Do not fear – the Brexit Q&A is here!
January 16, 2019
As we all know, the UK is set to leave the EU on the 29th of March 2019, but with the uncertainty of Brexit (and negotiations still not set in stone) British holidaymakers have been putting off booking their 2019 getaways.
Fear not UK travellers, we are armed with research by Travel Insurance Explained (TIE), the consumer awareness initiative, who have found and answered the most popular travel-related Brexit questions to put your mind at ease – or at least try.
Read on for tips and advice.
Can I still use my EHIC card when travelling around the EU?
The European Health Insurance Card (EHIC), previously known as the E111, has been the Brits’ golden ticket to accessing free (or substantially reduced) emergency medical treatment in the EU, since 2004. However, this could soon change.
If the UK and EU fail to reach an agreement on whether the EHIC card will remain valid after Brexit, then the future of the EHIC lies in jeopardy. Research from TIE has found that 82% of travellers agree that the EHIC would have to be renegotiated, otherwise it would impact their welfare while travelling abroad.
Should the EHIC become invalid, it is likely that the cost of travel insurance premiums will increase, to balance inflated European medical claims. At Get Going we are committed to maintaining our incredibly competitive prices and cover, but we will keep customers informed of any necessary price updates.
Am I still entitled to compensation if my flight is delayed?
Under the European passenger rights, UK holidaymakers are currently entitled to claim for compensation if their flight is delayed. The amount of compensation passengers can receive is up to €600 and dependent on both the length of the delay and the distance of the flight. The delay must also not have been caused by ‘extraordinary circumstances’, such as air traffic complications or adverse weather.
Research from TIE found that entitlement to compensation following a flight cancellation or delay after Brexit will not change, however the amount of compensation available may be reduced.
Passengers flying from the UK who check-in on time and experience a flight delay or cancellation post-Brexit, may be able to claim for a smaller amount of compensation from their travel insurance. Usually compensation is only available after a flight is delayed for a minimum of 6 or 12-hours (dependent on the policy) and has a £100 to £600 set maximum limit to put towards the costs of things like magazines, newspapers and extra food.
So, if you’re worried about your flight being delayed, it is worth purchasing a policy which offers a higher level of cover. This may cost you a little extra, but it will give you the peace of mind you require.
What if my airline can’t take-off after Brexit?
The ‘open skies’ agreement is a deal currently in place which allows flights to travel freely between the UK, EU and USA. However, it is unknown whether this arrangement will remain in place after the UK leaves the EU. At the moment airline bosses are hopeful that Brexit will not affect this deal, although no one can be too sure.
Passengers who have bought or will buy plane tickets before Brexit will be entitled to a full refund should their flight be unable to take off after March 29th. However, it is worth noting that unless travellers have purchased a package holiday, holidaymakers may not be able to claim back the cost of unused accommodation or car hire, etc.
Findings from TIE’s research suggest that the open skies agreement will remain in place, but it is something to keep in mind if you’re planning to travel abroad.
Will I need to buy travel insurance to go on holiday after Brexit?
YES – and you should be buying travel insurance to go on holiday regardless!

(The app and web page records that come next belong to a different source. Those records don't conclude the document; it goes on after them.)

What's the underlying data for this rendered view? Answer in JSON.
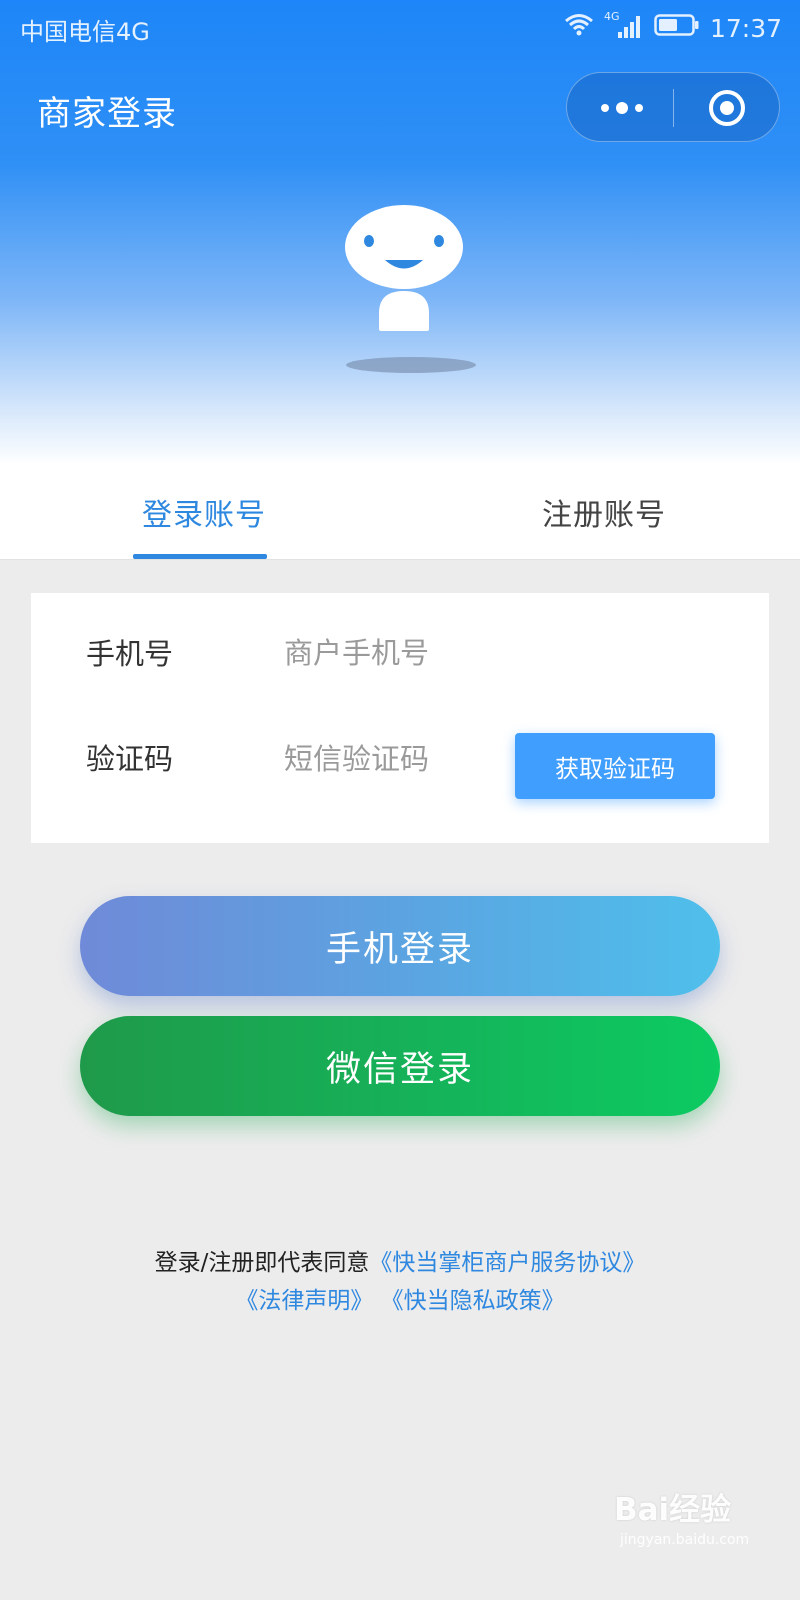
{
  "status_bar": {
    "carrier": "中国电信4G",
    "network": "4G",
    "time": "17:37"
  },
  "nav": {
    "title": "商家登录"
  },
  "tabs": [
    {
      "label": "登录账号",
      "active": true
    },
    {
      "label": "注册账号",
      "active": false
    }
  ],
  "form": {
    "phone": {
      "label": "手机号",
      "placeholder": "商户手机号",
      "value": ""
    },
    "code": {
      "label": "验证码",
      "placeholder": "短信验证码",
      "value": ""
    },
    "get_code_label": "获取验证码"
  },
  "buttons": {
    "phone_login": "手机登录",
    "wechat_login": "微信登录"
  },
  "agreement": {
    "prefix": "登录/注册即代表同意",
    "link_service": "《快当掌柜商户服务协议》",
    "link_legal": "《法律声明》",
    "link_privacy": "《快当隐私政策》"
  },
  "watermark": {
    "logo": "Bai经验",
    "sub": "jingyan.baidu.com"
  },
  "colors": {
    "primary": "#2f88e0",
    "header_blue": "#1e86f8",
    "button_blue": "#409eff",
    "wechat_green": "#15b35a",
    "background": "#ececec"
  },
  "icons": [
    "wifi-icon",
    "signal-icon",
    "battery-icon",
    "more-dots-icon",
    "close-target-icon",
    "mascot-icon"
  ]
}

Let’s face it, no one likes buying something that you may never use, but travel insurance is there to protect you (and your bank balance) if things do go wrong.
You should always check an insurance policy is right for you before purchasing. There are thousands of different types of policies available which will cover you for a variety of different activities and at varying levels. Always take the time to research and read a policy properly to make sure it’s the most suitable for you.
If you have already booked a package holiday through an EU company and are worried about the provider ceasing trade after Brexit, we advise checking that your travel insurance policy covers ‘end supplier failure’ or ‘financial failure’. You may need to purchase an extension to cover yourself.
If you’re concerned about the validity of your passport when travelling to Europe, why not check out this handy passport checker tool.
If you want more information on travelling after Brexit visit Gov UK.